[[ Available data open ]]
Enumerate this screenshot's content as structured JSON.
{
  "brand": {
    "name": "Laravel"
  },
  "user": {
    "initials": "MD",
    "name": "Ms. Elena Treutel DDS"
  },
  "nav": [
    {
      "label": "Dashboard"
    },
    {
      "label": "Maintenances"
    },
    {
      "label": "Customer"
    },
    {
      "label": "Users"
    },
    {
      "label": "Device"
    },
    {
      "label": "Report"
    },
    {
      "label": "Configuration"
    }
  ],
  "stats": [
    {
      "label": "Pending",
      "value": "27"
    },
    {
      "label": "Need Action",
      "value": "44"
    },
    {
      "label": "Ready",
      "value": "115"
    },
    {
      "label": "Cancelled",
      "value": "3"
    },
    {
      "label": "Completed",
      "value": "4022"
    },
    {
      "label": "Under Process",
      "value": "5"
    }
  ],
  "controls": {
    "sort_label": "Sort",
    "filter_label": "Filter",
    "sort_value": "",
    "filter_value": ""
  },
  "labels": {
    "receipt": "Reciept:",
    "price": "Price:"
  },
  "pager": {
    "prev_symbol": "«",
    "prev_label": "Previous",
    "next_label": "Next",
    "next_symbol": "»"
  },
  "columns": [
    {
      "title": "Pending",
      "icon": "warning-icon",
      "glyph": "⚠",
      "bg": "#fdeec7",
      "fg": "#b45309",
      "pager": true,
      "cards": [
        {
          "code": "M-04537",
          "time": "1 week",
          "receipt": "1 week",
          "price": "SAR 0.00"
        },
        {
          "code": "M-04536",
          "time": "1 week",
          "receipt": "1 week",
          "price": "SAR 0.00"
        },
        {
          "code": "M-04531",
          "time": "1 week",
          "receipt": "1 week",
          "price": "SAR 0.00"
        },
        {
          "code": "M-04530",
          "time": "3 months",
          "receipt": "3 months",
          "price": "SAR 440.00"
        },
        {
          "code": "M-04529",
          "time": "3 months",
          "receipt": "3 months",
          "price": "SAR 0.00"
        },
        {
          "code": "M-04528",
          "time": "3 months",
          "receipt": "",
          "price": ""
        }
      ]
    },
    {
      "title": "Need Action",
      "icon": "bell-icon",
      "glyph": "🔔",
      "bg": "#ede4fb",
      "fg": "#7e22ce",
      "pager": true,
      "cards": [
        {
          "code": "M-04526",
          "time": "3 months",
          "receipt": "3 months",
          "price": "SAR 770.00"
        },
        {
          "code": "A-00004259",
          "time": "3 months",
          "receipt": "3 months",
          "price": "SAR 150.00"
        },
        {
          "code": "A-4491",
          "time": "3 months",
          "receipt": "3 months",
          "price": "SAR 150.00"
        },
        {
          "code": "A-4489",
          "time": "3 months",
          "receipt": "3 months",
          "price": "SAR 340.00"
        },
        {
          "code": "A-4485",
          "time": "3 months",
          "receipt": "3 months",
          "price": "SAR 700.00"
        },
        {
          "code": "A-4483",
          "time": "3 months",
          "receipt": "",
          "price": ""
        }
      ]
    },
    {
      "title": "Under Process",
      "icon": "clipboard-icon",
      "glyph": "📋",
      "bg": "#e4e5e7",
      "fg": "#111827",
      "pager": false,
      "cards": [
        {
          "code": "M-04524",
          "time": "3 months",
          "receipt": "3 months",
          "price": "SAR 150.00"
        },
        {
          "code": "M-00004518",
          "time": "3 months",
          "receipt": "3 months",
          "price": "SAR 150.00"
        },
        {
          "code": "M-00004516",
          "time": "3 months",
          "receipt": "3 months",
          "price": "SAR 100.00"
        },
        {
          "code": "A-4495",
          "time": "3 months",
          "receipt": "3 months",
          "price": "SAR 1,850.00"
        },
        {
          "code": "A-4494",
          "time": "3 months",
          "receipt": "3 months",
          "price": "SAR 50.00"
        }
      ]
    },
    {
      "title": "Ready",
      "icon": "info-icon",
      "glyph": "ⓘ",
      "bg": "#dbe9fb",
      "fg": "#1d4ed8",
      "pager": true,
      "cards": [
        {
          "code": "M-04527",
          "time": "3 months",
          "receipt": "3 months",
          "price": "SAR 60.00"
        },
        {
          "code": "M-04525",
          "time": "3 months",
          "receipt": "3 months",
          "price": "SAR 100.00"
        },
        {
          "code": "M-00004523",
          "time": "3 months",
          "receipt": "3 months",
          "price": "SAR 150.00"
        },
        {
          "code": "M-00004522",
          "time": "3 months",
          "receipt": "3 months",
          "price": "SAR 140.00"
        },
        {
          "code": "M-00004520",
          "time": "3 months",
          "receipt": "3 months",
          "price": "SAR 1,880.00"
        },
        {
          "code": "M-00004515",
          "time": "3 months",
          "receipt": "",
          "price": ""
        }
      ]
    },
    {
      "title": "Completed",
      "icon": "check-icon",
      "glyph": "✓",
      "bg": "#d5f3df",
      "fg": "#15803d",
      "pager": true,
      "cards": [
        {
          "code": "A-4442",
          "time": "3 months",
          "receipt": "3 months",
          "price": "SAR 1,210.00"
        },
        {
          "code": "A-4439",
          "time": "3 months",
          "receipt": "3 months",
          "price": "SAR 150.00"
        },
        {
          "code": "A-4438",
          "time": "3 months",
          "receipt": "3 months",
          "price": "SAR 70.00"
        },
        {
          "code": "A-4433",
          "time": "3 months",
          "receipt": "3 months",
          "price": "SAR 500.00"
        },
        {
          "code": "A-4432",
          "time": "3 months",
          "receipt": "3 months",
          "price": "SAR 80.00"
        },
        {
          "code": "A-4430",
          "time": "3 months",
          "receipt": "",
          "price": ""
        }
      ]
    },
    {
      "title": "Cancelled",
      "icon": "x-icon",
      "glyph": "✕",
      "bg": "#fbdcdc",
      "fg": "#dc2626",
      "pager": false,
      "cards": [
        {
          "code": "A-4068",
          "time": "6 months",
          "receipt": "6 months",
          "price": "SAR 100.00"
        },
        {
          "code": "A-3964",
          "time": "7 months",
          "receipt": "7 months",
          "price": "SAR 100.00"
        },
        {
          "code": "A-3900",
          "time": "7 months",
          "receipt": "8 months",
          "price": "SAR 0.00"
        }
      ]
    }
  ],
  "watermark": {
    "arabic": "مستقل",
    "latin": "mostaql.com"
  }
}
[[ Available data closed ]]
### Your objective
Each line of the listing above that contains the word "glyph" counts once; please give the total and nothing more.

### Response to this exercise
6